Filter the data below, keeping only lines that contain "Integer".

■ Page and application data records
++++++++++++++++++++

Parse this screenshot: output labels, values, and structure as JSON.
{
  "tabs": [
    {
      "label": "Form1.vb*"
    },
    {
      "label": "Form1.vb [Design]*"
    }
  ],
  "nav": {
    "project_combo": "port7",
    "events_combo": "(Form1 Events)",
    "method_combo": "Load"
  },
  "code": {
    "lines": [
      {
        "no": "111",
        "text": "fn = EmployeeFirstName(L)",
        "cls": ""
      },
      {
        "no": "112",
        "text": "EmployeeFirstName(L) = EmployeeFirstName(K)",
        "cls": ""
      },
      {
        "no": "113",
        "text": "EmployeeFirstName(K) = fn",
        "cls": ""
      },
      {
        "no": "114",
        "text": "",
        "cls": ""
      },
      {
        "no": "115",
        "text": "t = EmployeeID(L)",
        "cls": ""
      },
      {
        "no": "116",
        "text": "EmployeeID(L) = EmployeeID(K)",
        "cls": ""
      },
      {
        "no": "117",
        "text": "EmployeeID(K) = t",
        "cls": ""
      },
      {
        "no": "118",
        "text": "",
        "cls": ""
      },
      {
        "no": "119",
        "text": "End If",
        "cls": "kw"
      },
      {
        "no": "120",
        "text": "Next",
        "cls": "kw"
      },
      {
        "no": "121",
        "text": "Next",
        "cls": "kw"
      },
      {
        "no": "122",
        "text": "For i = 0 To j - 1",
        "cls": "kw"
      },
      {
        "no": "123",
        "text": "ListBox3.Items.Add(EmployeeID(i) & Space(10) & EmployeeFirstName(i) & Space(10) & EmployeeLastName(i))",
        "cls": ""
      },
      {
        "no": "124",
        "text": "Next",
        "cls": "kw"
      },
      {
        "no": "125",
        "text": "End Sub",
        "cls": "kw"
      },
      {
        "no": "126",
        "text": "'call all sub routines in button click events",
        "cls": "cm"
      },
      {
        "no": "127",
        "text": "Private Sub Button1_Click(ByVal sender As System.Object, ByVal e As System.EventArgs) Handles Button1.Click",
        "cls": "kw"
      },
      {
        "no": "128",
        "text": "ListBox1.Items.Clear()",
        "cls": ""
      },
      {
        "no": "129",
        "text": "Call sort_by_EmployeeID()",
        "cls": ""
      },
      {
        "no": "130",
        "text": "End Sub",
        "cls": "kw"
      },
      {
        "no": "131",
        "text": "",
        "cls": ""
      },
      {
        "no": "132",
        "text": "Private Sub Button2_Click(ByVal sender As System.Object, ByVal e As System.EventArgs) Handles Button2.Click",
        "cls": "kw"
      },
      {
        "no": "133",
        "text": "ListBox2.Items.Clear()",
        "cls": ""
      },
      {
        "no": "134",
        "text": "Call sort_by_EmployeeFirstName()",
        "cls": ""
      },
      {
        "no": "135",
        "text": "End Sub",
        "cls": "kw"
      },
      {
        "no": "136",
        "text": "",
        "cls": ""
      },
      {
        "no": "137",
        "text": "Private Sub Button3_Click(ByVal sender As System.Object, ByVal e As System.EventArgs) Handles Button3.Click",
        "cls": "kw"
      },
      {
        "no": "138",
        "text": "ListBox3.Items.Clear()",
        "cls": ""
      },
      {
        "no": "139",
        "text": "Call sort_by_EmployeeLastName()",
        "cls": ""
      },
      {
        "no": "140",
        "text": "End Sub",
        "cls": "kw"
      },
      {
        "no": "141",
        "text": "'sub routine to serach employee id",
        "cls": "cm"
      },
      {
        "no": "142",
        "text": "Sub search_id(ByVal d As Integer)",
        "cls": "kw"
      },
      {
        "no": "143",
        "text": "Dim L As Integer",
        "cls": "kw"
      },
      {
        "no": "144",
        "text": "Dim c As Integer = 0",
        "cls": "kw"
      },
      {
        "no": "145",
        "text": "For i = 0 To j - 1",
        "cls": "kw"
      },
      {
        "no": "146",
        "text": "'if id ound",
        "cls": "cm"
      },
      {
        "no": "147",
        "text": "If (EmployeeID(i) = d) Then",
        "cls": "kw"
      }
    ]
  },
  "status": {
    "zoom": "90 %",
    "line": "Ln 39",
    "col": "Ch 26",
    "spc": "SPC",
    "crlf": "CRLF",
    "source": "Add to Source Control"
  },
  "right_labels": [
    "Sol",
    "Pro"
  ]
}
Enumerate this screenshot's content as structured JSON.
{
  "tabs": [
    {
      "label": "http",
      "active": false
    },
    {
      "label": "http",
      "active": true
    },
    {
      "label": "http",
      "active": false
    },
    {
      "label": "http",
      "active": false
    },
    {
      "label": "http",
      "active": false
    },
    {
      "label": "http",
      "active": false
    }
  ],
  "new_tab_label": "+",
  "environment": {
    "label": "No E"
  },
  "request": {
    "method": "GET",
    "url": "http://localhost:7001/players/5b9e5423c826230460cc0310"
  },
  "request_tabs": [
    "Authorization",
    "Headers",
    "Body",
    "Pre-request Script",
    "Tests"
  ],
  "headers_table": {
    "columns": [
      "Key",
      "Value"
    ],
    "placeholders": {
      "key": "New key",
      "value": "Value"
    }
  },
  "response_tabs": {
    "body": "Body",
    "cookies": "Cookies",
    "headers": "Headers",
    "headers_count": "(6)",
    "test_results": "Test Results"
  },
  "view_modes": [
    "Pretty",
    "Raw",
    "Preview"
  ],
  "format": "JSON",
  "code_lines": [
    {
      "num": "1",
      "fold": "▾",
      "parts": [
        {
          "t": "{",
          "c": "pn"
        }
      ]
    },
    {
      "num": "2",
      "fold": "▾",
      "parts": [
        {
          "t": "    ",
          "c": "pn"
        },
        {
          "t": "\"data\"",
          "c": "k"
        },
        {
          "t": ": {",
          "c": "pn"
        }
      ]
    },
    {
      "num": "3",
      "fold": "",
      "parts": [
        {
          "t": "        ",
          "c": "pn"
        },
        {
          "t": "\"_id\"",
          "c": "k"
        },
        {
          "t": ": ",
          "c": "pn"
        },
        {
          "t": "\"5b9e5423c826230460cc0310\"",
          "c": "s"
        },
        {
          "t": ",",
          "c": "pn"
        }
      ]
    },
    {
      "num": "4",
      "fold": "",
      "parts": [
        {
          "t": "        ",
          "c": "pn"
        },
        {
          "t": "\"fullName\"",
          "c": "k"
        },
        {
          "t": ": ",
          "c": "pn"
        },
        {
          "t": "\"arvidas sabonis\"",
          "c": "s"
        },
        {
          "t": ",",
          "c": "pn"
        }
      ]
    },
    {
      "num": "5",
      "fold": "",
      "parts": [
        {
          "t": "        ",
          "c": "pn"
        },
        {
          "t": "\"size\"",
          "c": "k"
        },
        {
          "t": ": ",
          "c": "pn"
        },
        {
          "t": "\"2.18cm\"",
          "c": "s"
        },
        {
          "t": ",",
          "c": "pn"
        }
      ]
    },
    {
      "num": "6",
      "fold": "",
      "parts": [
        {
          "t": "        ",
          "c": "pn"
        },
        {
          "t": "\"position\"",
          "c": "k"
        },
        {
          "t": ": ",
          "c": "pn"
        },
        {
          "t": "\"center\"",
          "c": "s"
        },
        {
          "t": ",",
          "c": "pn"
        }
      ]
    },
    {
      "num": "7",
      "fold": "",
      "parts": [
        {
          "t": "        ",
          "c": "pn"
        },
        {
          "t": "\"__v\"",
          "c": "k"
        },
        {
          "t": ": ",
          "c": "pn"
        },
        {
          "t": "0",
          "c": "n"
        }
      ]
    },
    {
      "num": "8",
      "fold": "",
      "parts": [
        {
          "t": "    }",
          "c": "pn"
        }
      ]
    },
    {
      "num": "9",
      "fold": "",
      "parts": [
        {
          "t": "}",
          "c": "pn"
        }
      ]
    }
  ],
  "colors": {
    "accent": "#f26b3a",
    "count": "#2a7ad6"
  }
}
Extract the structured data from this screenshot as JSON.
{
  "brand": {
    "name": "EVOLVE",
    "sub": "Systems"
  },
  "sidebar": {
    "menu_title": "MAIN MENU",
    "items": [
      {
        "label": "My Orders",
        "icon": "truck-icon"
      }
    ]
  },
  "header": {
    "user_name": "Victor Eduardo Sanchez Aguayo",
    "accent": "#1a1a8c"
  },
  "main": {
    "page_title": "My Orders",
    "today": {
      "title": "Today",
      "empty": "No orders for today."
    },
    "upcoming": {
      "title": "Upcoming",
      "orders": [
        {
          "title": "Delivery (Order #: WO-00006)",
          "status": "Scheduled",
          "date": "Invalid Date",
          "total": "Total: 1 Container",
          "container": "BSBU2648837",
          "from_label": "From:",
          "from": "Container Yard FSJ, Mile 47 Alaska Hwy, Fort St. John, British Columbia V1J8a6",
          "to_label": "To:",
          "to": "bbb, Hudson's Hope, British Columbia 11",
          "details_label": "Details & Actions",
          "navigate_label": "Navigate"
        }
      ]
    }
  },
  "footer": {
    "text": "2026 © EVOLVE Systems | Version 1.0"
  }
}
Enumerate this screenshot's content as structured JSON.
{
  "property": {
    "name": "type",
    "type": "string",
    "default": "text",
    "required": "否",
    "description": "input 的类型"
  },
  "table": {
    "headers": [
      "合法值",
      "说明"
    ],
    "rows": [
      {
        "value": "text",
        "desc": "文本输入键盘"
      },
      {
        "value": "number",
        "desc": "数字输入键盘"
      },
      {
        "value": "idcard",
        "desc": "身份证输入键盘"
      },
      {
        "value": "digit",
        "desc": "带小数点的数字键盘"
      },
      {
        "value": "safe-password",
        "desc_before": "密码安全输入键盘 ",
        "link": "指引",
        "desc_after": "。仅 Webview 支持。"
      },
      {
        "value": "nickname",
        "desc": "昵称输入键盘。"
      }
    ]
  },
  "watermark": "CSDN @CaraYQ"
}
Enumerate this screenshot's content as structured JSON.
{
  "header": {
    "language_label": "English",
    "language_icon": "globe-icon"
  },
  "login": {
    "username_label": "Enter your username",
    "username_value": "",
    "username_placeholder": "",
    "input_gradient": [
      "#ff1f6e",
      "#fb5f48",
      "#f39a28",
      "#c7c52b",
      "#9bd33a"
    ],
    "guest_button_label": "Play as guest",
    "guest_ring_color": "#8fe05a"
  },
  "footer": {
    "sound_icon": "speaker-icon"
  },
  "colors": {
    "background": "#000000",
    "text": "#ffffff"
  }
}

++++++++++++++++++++

■ Exercise result
        "text": "Sub search_id(ByVal d As Integer)",
        "text": "Dim L As Integer",
        "text": "Dim c As Integer = 0",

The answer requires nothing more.